Start of MATERIAL SUPPLIED

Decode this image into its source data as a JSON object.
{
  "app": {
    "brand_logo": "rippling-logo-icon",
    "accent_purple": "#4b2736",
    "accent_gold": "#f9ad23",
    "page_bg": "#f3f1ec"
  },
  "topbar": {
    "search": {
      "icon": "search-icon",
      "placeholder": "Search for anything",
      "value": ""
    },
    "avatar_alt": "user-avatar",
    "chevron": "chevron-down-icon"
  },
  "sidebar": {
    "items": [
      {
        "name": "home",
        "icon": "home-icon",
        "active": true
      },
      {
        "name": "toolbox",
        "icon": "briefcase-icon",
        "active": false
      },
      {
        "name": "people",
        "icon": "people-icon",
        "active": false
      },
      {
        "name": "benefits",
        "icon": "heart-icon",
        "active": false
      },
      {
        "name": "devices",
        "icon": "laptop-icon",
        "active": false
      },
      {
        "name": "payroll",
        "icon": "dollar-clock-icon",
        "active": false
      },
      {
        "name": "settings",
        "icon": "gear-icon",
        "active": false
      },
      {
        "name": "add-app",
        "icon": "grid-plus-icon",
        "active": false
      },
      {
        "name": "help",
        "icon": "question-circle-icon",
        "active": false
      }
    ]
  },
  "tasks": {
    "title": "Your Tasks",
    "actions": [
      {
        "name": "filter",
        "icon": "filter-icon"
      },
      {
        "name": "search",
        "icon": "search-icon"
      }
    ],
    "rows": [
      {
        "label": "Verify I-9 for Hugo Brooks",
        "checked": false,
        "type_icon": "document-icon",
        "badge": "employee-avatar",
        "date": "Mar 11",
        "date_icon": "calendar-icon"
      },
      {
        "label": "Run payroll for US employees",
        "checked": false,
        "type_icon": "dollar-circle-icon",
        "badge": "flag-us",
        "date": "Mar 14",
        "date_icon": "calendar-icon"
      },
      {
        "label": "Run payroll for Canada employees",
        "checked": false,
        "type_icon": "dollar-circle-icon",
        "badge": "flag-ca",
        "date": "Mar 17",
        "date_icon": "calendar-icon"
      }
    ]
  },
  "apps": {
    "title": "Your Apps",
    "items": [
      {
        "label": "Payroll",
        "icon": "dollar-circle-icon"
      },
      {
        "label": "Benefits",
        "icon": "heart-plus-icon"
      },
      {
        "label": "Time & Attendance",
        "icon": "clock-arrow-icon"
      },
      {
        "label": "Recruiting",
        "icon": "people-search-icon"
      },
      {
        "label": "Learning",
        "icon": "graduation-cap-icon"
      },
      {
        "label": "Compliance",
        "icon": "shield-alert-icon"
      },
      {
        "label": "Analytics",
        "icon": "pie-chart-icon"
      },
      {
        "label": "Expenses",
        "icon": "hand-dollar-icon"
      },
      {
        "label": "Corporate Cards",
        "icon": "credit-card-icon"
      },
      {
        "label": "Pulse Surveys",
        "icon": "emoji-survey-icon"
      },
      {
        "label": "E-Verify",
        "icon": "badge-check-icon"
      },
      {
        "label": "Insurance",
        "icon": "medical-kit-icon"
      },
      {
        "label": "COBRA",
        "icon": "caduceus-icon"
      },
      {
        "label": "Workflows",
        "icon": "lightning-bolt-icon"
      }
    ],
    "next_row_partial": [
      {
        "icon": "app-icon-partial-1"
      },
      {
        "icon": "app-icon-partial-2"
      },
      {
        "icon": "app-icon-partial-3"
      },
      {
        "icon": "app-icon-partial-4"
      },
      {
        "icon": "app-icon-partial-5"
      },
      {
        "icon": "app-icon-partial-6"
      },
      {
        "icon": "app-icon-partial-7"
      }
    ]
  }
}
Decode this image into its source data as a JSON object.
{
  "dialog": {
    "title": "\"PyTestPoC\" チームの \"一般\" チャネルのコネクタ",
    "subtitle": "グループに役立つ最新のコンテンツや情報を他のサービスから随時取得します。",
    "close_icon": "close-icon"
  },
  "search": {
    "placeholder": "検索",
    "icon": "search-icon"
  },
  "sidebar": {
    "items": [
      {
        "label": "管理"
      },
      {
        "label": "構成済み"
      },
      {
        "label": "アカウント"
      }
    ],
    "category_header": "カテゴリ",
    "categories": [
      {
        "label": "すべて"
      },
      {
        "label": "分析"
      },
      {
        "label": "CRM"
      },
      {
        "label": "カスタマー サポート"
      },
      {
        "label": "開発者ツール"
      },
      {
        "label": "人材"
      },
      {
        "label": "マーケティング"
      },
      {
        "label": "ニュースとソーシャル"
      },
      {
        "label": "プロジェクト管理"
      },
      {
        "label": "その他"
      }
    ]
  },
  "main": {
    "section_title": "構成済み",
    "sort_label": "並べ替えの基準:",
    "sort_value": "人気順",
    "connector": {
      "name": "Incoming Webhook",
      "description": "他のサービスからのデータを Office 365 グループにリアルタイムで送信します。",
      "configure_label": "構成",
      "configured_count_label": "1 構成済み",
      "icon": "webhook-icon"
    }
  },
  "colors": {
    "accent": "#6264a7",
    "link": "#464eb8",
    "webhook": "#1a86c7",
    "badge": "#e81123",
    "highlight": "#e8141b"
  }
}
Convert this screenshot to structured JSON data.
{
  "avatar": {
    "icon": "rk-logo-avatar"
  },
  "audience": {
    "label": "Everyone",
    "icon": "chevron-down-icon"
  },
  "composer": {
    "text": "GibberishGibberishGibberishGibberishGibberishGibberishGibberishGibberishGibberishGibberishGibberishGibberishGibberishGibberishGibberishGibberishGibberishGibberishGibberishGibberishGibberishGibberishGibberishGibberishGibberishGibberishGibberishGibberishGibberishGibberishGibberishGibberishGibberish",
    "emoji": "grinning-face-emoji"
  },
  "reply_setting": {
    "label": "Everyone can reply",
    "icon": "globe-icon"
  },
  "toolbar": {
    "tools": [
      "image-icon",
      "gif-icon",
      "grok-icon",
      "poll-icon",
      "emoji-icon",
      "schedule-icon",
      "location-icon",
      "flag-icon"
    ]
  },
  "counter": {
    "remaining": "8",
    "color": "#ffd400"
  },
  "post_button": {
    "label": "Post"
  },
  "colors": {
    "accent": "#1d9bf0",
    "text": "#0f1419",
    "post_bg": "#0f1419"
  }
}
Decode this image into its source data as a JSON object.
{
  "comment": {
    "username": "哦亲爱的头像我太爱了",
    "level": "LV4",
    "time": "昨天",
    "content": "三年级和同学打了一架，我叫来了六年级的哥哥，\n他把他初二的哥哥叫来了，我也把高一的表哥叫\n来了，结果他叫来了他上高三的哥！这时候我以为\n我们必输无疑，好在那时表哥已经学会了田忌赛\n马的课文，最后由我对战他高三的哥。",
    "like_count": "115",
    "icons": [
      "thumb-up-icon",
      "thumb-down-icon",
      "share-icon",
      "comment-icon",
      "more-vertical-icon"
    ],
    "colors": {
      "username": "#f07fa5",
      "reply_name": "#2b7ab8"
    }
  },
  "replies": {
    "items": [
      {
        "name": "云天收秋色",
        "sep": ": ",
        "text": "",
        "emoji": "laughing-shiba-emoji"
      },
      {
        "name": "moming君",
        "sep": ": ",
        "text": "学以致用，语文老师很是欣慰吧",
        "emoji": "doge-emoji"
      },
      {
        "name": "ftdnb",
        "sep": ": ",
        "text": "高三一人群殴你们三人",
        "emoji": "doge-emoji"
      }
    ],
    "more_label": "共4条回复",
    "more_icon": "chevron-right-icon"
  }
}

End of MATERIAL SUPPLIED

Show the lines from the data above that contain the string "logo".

EXERCISE OUTPUT:
    "brand_logo": "rippling-logo-icon",
    "icon": "rk-logo-avatar"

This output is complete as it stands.